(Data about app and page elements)
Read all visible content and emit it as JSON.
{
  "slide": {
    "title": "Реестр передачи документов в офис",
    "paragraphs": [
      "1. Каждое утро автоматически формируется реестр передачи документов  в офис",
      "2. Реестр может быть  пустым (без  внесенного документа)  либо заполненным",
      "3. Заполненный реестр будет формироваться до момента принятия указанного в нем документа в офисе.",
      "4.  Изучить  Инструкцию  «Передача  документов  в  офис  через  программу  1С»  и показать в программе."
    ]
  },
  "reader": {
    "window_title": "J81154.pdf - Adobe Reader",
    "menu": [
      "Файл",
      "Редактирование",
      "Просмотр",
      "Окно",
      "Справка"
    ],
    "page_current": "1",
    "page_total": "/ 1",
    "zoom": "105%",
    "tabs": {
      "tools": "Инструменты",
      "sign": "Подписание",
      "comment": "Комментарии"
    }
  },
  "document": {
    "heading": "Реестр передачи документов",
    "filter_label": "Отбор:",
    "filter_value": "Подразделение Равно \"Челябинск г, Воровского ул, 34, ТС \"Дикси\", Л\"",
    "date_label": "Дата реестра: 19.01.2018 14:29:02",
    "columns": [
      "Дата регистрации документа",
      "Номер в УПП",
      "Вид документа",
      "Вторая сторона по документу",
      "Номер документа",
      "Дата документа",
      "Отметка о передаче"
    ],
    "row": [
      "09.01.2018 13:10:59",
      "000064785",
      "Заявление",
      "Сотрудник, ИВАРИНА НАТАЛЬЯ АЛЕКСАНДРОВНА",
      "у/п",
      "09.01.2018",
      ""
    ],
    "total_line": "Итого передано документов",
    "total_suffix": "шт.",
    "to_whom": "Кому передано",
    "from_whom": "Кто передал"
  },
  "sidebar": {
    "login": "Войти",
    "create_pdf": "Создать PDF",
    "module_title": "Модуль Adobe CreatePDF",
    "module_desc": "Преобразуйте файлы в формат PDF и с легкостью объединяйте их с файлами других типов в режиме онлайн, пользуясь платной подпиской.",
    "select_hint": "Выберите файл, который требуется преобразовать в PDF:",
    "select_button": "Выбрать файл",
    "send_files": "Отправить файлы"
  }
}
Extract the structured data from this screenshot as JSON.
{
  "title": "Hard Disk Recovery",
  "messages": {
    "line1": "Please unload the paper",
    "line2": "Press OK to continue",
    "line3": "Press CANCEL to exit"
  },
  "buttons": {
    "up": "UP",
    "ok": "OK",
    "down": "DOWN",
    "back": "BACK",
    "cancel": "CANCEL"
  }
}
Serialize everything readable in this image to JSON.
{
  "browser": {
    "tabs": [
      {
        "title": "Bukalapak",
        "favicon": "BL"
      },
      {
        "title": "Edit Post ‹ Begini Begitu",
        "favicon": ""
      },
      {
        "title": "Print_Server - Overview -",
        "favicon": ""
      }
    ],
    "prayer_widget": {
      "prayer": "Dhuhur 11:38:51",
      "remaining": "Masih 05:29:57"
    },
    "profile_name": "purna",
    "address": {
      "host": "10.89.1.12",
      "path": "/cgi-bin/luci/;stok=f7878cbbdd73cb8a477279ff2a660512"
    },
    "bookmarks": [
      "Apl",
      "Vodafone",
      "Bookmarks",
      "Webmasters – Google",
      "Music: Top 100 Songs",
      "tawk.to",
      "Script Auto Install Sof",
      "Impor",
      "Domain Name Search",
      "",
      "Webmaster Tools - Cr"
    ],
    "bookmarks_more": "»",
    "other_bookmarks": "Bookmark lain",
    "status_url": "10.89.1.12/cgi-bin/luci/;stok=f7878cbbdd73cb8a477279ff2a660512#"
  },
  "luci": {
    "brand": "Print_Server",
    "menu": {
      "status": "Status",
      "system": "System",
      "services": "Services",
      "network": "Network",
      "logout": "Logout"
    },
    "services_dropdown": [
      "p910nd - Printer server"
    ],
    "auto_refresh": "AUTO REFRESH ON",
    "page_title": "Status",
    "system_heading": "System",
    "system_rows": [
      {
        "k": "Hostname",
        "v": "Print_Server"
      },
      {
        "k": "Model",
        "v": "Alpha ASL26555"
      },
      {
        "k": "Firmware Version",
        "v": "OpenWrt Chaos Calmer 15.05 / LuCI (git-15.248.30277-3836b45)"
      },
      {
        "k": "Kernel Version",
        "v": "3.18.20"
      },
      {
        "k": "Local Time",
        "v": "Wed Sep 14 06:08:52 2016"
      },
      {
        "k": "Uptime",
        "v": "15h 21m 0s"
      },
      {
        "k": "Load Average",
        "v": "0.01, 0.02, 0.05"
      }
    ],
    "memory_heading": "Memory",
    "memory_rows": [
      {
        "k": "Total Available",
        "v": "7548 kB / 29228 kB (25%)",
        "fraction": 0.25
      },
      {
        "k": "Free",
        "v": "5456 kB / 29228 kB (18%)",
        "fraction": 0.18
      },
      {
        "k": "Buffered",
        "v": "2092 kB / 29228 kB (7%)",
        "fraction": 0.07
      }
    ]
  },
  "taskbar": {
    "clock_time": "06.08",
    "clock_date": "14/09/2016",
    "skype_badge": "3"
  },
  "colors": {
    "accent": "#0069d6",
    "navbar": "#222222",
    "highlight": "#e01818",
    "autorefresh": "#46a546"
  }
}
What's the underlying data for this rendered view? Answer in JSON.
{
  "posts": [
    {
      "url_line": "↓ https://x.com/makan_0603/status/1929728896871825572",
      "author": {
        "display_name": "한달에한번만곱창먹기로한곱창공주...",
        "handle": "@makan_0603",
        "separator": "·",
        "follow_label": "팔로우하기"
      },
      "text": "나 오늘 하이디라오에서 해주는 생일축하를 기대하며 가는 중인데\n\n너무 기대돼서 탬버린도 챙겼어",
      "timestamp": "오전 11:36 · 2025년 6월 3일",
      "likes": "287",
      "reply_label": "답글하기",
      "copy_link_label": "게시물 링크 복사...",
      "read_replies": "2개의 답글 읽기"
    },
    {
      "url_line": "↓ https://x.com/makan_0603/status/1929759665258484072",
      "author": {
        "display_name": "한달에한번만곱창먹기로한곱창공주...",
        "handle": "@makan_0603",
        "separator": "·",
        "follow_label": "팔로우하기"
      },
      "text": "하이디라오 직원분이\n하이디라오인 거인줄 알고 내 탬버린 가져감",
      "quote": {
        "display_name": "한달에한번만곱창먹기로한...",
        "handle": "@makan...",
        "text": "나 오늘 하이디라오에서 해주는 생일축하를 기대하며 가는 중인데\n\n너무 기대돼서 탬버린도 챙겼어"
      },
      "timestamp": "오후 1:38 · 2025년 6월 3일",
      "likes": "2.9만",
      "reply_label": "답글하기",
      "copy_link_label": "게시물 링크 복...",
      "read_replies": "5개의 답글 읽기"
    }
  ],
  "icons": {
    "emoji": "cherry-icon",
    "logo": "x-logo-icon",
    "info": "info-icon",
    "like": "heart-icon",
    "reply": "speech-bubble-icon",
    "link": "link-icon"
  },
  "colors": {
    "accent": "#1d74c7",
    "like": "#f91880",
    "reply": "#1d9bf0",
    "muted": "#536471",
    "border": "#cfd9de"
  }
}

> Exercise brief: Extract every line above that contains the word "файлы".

> Reply:
    "module_desc": "Преобразуйте файлы в формат PDF и с легкостью объединяйте их с файлами других типов в режиме онлайн, пользуясь платной подпиской.",
    "send_files": "Отправить файлы"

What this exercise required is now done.